two parents’ reasons for leaving the traditional classroom4 min read
HELENA — Some parents got a taste of homeschooling during the pandemic, but for thousands of Montana families—homeschooling is just normal, everyday life.
Lareena Enquist lives in the Boulder Valley with her husband and three boys. She has been homeschooling for about seven years.
“Every day is a little different with three boys,” Enquist said.
The Enquist family decided to homeschool when her oldest son was getting ready to move on from preschool. Enquist said a lot of different considerations went into the decision, but the main concern was class size.
“My oldest was in a preschool for two years—a co-op preschool—and he did okay, but even with eight kids in the room, it was sometimes a lot,” Enquist said.
In the Helena area, Chris Hauer homeschools four of her seven kids—it’s something she’s been doing for about 10 years.
“You start homeschooling when your child is born,” Hauer said. “You teach them to talk and walk, and if you’re ambitious, the ABCs and how to count. One day, you’re like ‘maybe I can teach them to add too.’”
Hauer said her family makes the decision to homeschool—or not to homeschool—based on the child. For example, she said one of her daughters learns better in a public school setting.
Since three of her children are in public school, Hauer’s homeschool schedule follows the public school schedule for breaks and summer vacation.
Enquist, on the other hand, describes her family as year-rounders, meaning they do school throughout the year.
“We consider all learning,” Enquist said. “Whether we’re at church, whether we’re in Yellowstone—we just were on a road trip to Yellowstone—there’s learning on vacation if you make use of it.”
The Enquists and Hauers are just two of thousands of Montana families who have chosen to homeschool their kids. According to the Montana Office of Public Instruction, 9,868 kids were homeschooled during the 2020-2021 school year—that is 6.1% of total enrollment.
Homeschooling has also grown over the past three years, from 5,743 kids homeschooled during the 2018-2019 school year, to 5,815 in 2019-2020, to the nearly 10,000 in homeschool this past school year.
Hauer runs a homeschool group in the Helena area, the Enrichment Co-Op, and she said she has noticed that growth.
“We saw a 25% increase this year in families,” Hauer said.
Hauer said about 120 kids are enrolled in the Enrichment Co-Op this year. The program meets on Fridays and provides different parent-led classes for kids, like art, physical education and performance.
Hauer said it’s meant to supplement what kids are learning at home, allow kids to socialize, and let parents mingle too.
“The only requirement is you show up and actually be part of it,” Hauer said.

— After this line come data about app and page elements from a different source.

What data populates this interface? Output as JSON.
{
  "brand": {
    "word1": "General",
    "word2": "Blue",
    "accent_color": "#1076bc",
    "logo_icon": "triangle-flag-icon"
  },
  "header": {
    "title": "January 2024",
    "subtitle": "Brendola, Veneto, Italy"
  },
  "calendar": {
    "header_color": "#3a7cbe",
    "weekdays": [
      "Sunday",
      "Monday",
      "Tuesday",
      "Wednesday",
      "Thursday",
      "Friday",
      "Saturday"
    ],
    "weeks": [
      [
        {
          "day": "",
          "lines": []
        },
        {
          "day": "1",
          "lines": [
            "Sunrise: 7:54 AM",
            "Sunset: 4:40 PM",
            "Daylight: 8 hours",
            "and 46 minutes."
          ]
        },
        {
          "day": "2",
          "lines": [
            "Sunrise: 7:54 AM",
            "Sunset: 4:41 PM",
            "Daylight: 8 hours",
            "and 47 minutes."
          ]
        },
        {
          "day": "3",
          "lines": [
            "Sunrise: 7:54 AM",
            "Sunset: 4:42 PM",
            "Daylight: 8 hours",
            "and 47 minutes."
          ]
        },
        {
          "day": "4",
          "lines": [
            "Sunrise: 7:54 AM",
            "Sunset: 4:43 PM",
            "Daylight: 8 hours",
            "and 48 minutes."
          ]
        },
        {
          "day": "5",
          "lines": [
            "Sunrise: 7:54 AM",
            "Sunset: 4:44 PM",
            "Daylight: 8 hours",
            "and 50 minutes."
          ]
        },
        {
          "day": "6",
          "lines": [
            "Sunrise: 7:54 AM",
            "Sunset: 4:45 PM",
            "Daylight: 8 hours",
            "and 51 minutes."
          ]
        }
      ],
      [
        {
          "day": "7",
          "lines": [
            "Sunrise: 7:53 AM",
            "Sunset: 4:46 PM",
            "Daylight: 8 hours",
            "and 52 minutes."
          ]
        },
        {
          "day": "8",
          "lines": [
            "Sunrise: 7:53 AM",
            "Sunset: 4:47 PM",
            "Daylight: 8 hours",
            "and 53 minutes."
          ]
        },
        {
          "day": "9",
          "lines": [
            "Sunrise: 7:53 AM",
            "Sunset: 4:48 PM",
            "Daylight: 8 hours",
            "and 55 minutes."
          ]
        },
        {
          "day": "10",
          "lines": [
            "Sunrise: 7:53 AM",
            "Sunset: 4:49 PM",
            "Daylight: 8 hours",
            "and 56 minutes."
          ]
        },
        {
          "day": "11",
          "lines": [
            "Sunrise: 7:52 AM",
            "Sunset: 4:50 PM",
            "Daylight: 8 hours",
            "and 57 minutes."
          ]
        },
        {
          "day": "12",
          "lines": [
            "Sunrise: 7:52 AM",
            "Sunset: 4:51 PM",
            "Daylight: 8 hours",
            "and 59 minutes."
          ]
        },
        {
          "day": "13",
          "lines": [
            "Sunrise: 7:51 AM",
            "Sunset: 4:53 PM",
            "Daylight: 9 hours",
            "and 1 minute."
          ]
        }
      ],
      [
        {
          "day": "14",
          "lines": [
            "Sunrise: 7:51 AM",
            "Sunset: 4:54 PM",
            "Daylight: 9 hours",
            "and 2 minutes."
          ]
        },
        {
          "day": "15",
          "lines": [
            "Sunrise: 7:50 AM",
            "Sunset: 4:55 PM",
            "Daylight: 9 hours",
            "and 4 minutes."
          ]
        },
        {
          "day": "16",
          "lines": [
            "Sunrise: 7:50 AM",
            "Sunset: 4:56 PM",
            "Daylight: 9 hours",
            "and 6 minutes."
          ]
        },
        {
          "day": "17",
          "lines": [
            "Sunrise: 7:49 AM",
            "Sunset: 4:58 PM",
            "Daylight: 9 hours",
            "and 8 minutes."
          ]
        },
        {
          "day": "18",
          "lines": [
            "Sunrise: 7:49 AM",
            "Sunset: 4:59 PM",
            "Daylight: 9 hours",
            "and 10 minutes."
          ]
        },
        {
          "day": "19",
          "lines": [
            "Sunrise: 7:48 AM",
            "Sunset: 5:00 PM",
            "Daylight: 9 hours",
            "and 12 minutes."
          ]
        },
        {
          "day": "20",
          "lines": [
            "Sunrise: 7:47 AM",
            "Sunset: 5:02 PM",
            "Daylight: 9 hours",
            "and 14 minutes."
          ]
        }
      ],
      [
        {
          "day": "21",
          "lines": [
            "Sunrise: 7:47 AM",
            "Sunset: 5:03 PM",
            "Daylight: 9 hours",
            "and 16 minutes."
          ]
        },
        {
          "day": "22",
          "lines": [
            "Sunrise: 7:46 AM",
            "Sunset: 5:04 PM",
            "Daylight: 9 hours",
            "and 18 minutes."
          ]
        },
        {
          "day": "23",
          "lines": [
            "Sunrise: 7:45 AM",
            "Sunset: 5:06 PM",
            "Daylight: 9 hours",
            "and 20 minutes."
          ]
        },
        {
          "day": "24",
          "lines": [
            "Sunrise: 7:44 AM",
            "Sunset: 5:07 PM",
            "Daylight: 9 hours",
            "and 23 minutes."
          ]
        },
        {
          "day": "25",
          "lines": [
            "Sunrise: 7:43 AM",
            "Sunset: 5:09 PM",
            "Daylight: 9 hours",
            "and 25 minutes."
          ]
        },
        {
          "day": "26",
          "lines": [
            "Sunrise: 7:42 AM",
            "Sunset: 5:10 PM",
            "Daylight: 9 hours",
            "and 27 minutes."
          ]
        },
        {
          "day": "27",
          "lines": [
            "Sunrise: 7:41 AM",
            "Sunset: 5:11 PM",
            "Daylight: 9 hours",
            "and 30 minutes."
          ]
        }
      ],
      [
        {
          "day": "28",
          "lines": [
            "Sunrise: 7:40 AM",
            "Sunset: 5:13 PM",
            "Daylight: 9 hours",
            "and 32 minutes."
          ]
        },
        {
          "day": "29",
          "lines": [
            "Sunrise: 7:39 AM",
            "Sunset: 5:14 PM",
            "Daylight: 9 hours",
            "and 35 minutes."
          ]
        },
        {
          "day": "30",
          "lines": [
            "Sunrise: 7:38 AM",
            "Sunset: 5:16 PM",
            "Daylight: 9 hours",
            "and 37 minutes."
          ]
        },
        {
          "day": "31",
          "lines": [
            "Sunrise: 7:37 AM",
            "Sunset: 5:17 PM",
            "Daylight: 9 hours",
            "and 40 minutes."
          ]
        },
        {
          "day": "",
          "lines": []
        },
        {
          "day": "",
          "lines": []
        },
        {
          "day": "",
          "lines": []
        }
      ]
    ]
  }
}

Enquist said she often supplements at-home learning with trips to the library and museums. She said there are also other homeschool families nearby for her kids to socialize with.
“There are kids in town,” Enquist said. “Through Facebook, I’ve met some homeschool families, through church—we have quite a few homeschool families at church.”
While homeschooling is a choice thousands of Montana families make, it isn’t always an easy choice.
Enquist said she uses some boxed curriculum to teach her boys, but she also does a lot of reading of her own to find things that fit her boys’ learning styles.
“The hard part is knowing what to do and how to do it,” Enquist said. “Your kids aren’t all the same, they’re not the same as other kids. A favorite quote of mine is ‘comparison is the thief of all joy.’ Don’t compare.”
Hauer said she uses a set curriculum too, and standardized testing to see how her kids perform, and where she needs to improve as a teacher.
Hauer said she enjoys that homeschooling allows her kids to learn at their own pace.
“The most rewarding thing for me is when they are able to succeed and move on at their pace,” she said. “Sometimes, my second oldest will decide she wants to skip through a whole chapter of math—she’ll read through it all, say ‘I understand all this,’ take the test, and be like, ‘I’m done with that, I got 100% on the test, I’m moving on.’”
Enquist said the freedom of homeschooling has allowed her boys to explore their own interests. Her oldest son has recently taken up drawing—specifically vintage trucks.
“He has taught himself how to draw, I had nothing to do with that,” Enquist said. “I’m letting him explore that.”
Being a full-time parent and full-time teacher can be challenging, but both Enquist and Hauer say it is worth it for them, their kids and their families.
“It’s amazing how when a kid is able to just be who they want to be, how that just changes everything,” Hauer said.